Fleabag’s hot priest Andrew Scott beats Phoebe Waller-Bridge to top theatre award
She’s won a clutch of awards over the years for her hit show Fleabag.
But last night it was Phoebe Waller-Bridge’s ‘hot priest’ co-star Andrew Scott who was picking up a major theatre gong.
The pair were both nominated at the prestigious Olivier Awards for different productions.
But while Scott was named best actor for his performance in Noel Coward’s comedy Present Laughter, Miss Waller-Bridge, who was nominated for the one-woman show of Fleabag which led to the BBC TV series, did not win.
She lost out in the best actress category to former Holby City star Sharon D Clarke.
Phoebe Waller-Bridge (left) has won a clutch of awards over the years for her hit show Fleabag. Right: Andrew Scott and Waller-Bridge at the Virgin Media British Academy Television Awards in 2019
Waller-Bridge’s ‘hot priest’ co-star Andrew Scott (pictured) picked up a major theatre gong at the prestigious Olivier Awards
The virtual ceremony, which aired on ITV and was hosted by Jason Manford, was scheduled for April but was postponed due to the virus.
The event was pre-recorded at the London Palladium.
Other winners include Sir Ian McKellen, who received his seventh Olivier Award for his 80th birthday tour.
The actor took to the stage to mark turning 80 instead of having a party as he ‘didn’t think there was anything to celebrate’.
Lyricist Don Black was given a special award by Andrew Lloyd Webber and the Duchess of Cornwall – who urged the industry to ‘remain resilient’.
But while Scott was named best actor for his performance in Noel Coward’s comedy Present Laughter, Waller-Bridge (pictured together), who was nominated for the one-woman show of Fleabag which led to the BBC TV series, did not win
It comes as Shakespeare’s Globe and the Old Vic theatre were among recent recipients of the Government’s £1.57billion Culture Recovery Fund.
When recently asked about a plan to bring theatre back by Christmas, Culture Secretary Oliver Dowden admitted that ‘very strong headwinds’ had ‘limited what we can do’.
Leopoldstadt, which was written by Sir Tom Stoppard, was named best new play while Dear Evan Hansen took the prize for best new musical.
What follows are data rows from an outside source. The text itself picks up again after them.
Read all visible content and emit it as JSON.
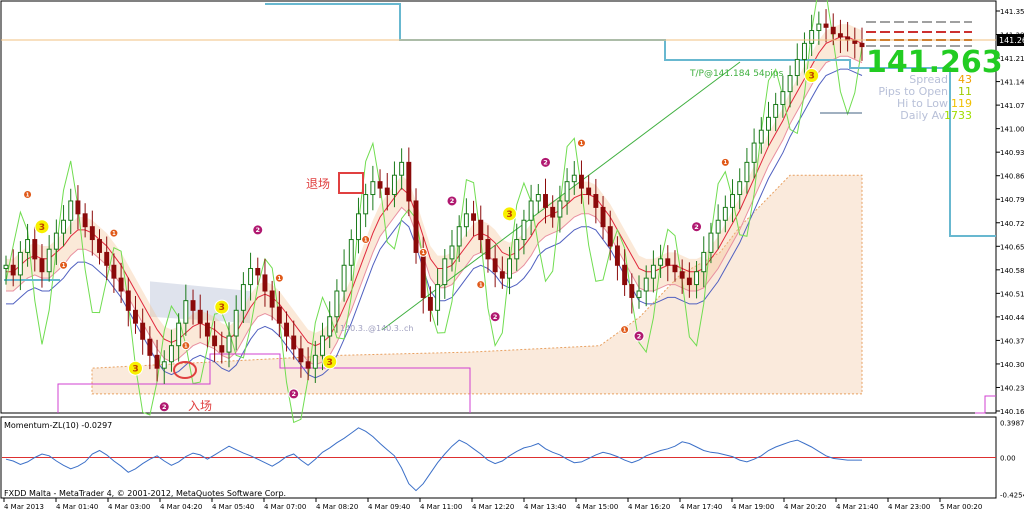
{
  "chart_data": {
    "type": "line",
    "title": "",
    "main_panel": {
      "price_ylim": [
        140.13,
        141.38
      ],
      "price_ticks": [
        "141.355",
        "141.285",
        "141.215",
        "141.145",
        "141.075",
        "141.005",
        "140.935",
        "140.865",
        "140.795",
        "140.725",
        "140.655",
        "140.585",
        "140.515",
        "140.445",
        "140.375",
        "140.305",
        "140.235",
        "140.165"
      ],
      "current_price_label": "141.263",
      "current_price": 141.263,
      "big_price": "141.263",
      "tp_label": "T/P@141.184",
      "tp_label_suffix": "54pips",
      "ladder_label": "140.3..@140.3..ch",
      "annotations": {
        "exit": "退场",
        "entry": "入场"
      },
      "info": [
        {
          "label": "Spread",
          "value": "43"
        },
        {
          "label": "Pips to Open",
          "value": "11"
        },
        {
          "label": "Hi to Low",
          "value": "119"
        },
        {
          "label": "Daily Av",
          "value": "1733"
        }
      ],
      "close_series": [
        140.58,
        140.55,
        140.62,
        140.66,
        140.6,
        140.56,
        140.63,
        140.68,
        140.72,
        140.78,
        140.74,
        140.7,
        140.66,
        140.62,
        140.58,
        140.54,
        140.5,
        140.44,
        140.4,
        140.35,
        140.3,
        140.26,
        140.28,
        140.33,
        140.4,
        140.47,
        140.44,
        140.4,
        140.36,
        140.33,
        140.31,
        140.36,
        140.44,
        140.52,
        140.57,
        140.55,
        140.5,
        140.45,
        140.4,
        140.36,
        140.32,
        140.28,
        140.26,
        140.3,
        140.36,
        140.42,
        140.5,
        140.58,
        140.66,
        140.74,
        140.8,
        140.84,
        140.82,
        140.8,
        140.86,
        140.9,
        140.78,
        140.62,
        140.48,
        140.44,
        140.52,
        140.6,
        140.64,
        140.7,
        140.74,
        140.72,
        140.66,
        140.6,
        140.56,
        140.54,
        140.6,
        140.66,
        140.72,
        140.78,
        140.8,
        140.76,
        140.73,
        140.78,
        140.84,
        140.86,
        140.82,
        140.8,
        140.76,
        140.7,
        140.64,
        140.58,
        140.52,
        140.48,
        140.5,
        140.54,
        140.58,
        140.6,
        140.58,
        140.56,
        140.54,
        140.52,
        140.56,
        140.62,
        140.68,
        140.72,
        140.76,
        140.8,
        140.84,
        140.9,
        140.96,
        141.0,
        141.04,
        141.08,
        141.12,
        141.17,
        141.22,
        141.27,
        141.31,
        141.33,
        141.32,
        141.3,
        141.29,
        141.28,
        141.27,
        141.26
      ],
      "series": [
        {
          "name": "",
          "values": [
            140.56,
            140.56,
            140.58,
            140.6,
            140.61,
            140.6,
            140.6,
            140.62,
            140.64,
            140.67,
            140.69,
            140.69,
            140.68,
            140.66,
            140.64,
            140.61,
            140.58,
            140.54,
            140.5,
            140.46,
            140.42,
            140.38,
            140.35,
            140.34,
            140.35,
            140.37,
            140.39,
            140.4,
            140.39,
            140.38,
            140.36,
            140.35,
            140.37,
            140.41,
            140.45,
            140.48,
            140.49,
            140.48,
            140.46,
            140.43,
            140.4,
            140.37,
            140.34,
            140.33,
            140.34,
            140.36,
            140.4,
            140.45,
            140.5,
            140.56,
            140.62,
            140.68,
            140.73,
            140.76,
            140.79,
            140.82,
            140.8,
            140.74,
            140.67,
            140.6,
            140.57,
            140.57,
            140.58,
            140.61,
            140.64,
            140.67,
            140.68,
            140.67,
            140.65,
            140.62,
            140.61,
            140.62,
            140.64,
            140.67,
            140.71,
            140.73,
            140.74,
            140.75,
            140.77,
            140.79,
            140.8,
            140.8,
            140.79,
            140.76,
            140.73,
            140.69,
            140.65,
            140.61,
            140.57,
            140.56,
            140.56,
            140.57,
            140.58,
            140.58,
            140.57,
            140.56,
            140.56,
            140.57,
            140.6,
            140.63,
            140.67,
            140.71,
            140.75,
            140.8,
            140.85,
            140.9,
            140.95,
            140.99,
            141.03,
            141.08,
            141.12,
            141.16,
            141.2,
            141.24,
            141.27,
            141.28,
            141.29,
            141.29,
            141.28,
            141.27
          ]
        }
      ],
      "trade_marker_labels": [
        "3",
        "3",
        "3",
        "3",
        "3",
        "3",
        "2",
        "2",
        "2",
        "2",
        "2",
        "2",
        "2",
        "2",
        "1",
        "1",
        "1",
        "1",
        "1",
        "1",
        "1",
        "1",
        "1",
        "1",
        "1"
      ]
    },
    "momentum_panel": {
      "title": "Momentum-ZL(10) -0.0297",
      "ylim": [
        -0.43,
        0.43
      ],
      "ticks": [
        "0.3987",
        "0.00",
        "-0.4254"
      ],
      "values": [
        -0.02,
        -0.04,
        -0.08,
        -0.05,
        0.0,
        0.04,
        0.02,
        -0.04,
        -0.09,
        -0.13,
        -0.1,
        -0.05,
        0.04,
        0.08,
        0.03,
        -0.04,
        -0.1,
        -0.17,
        -0.13,
        -0.07,
        -0.02,
        0.02,
        -0.04,
        -0.09,
        -0.05,
        0.01,
        0.05,
        0.03,
        -0.02,
        0.03,
        0.08,
        0.13,
        0.09,
        0.05,
        0.02,
        -0.02,
        -0.06,
        -0.1,
        -0.05,
        0.01,
        0.04,
        -0.03,
        -0.09,
        -0.02,
        0.06,
        0.11,
        0.17,
        0.22,
        0.28,
        0.34,
        0.3,
        0.24,
        0.16,
        0.09,
        0.02,
        -0.12,
        -0.3,
        -0.38,
        -0.3,
        -0.18,
        -0.06,
        0.04,
        0.13,
        0.2,
        0.16,
        0.1,
        0.04,
        -0.03,
        -0.07,
        -0.04,
        0.02,
        0.07,
        0.11,
        0.13,
        0.16,
        0.1,
        0.06,
        0.03,
        -0.02,
        -0.06,
        -0.05,
        -0.01,
        0.03,
        0.06,
        0.04,
        0.01,
        -0.03,
        -0.06,
        -0.03,
        0.02,
        0.05,
        0.08,
        0.1,
        0.13,
        0.18,
        0.16,
        0.12,
        0.08,
        0.06,
        0.05,
        0.03,
        0.01,
        -0.03,
        -0.05,
        -0.02,
        0.02,
        0.08,
        0.12,
        0.15,
        0.18,
        0.2,
        0.16,
        0.12,
        0.07,
        0.02,
        -0.01,
        -0.02,
        -0.03,
        -0.03,
        -0.03
      ]
    },
    "x_ticks": [
      "4 Mar 2013",
      "4 Mar 01:40",
      "4 Mar 03:00",
      "4 Mar 04:20",
      "4 Mar 05:40",
      "4 Mar 07:00",
      "4 Mar 08:20",
      "4 Mar 09:40",
      "4 Mar 11:00",
      "4 Mar 12:20",
      "4 Mar 13:40",
      "4 Mar 15:00",
      "4 Mar 16:20",
      "4 Mar 17:40",
      "4 Mar 19:00",
      "4 Mar 20:20",
      "4 Mar 21:40",
      "4 Mar 23:00",
      "5 Mar 00:20"
    ],
    "footer": "FXDD Malta - MetaTrader 4, © 2001-2012, MetaQuotes Software Corp.",
    "colors": {
      "candle_up": "#1a7a1a",
      "candle_down": "#8b0a0a",
      "line_red": "#e0283c",
      "line_pink": "#e890a0",
      "line_green": "#70dd50",
      "line_blue": "#5060c0",
      "line_teal": "#68b8d0",
      "line_orange": "#e8a040",
      "line_magenta": "#d040d0",
      "zone_orange": "#e8a060",
      "zone_blue": "#8090b8",
      "marker_yellow": "#f8f000",
      "marker_purple": "#b01870",
      "marker_orange": "#e05a1a",
      "big_price_green": "#22cc22",
      "info_label": "#b8c0d8",
      "info_value_a": "#f0a000",
      "info_value_b": "#a0cc00",
      "info_value_c": "#f0c000",
      "info_value_d": "#a0dd00",
      "annotation_red": "#e04040",
      "momentum_line": "#3c70c8",
      "momentum_zero": "#dd3030"
    }
  }
}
Marianne Elliott and Miranda Cromwell won the Sir Peter Hall best director award.
Present Laughter, which was at the Old Vic, also took a second award with best supporting actress going to Indira Varma.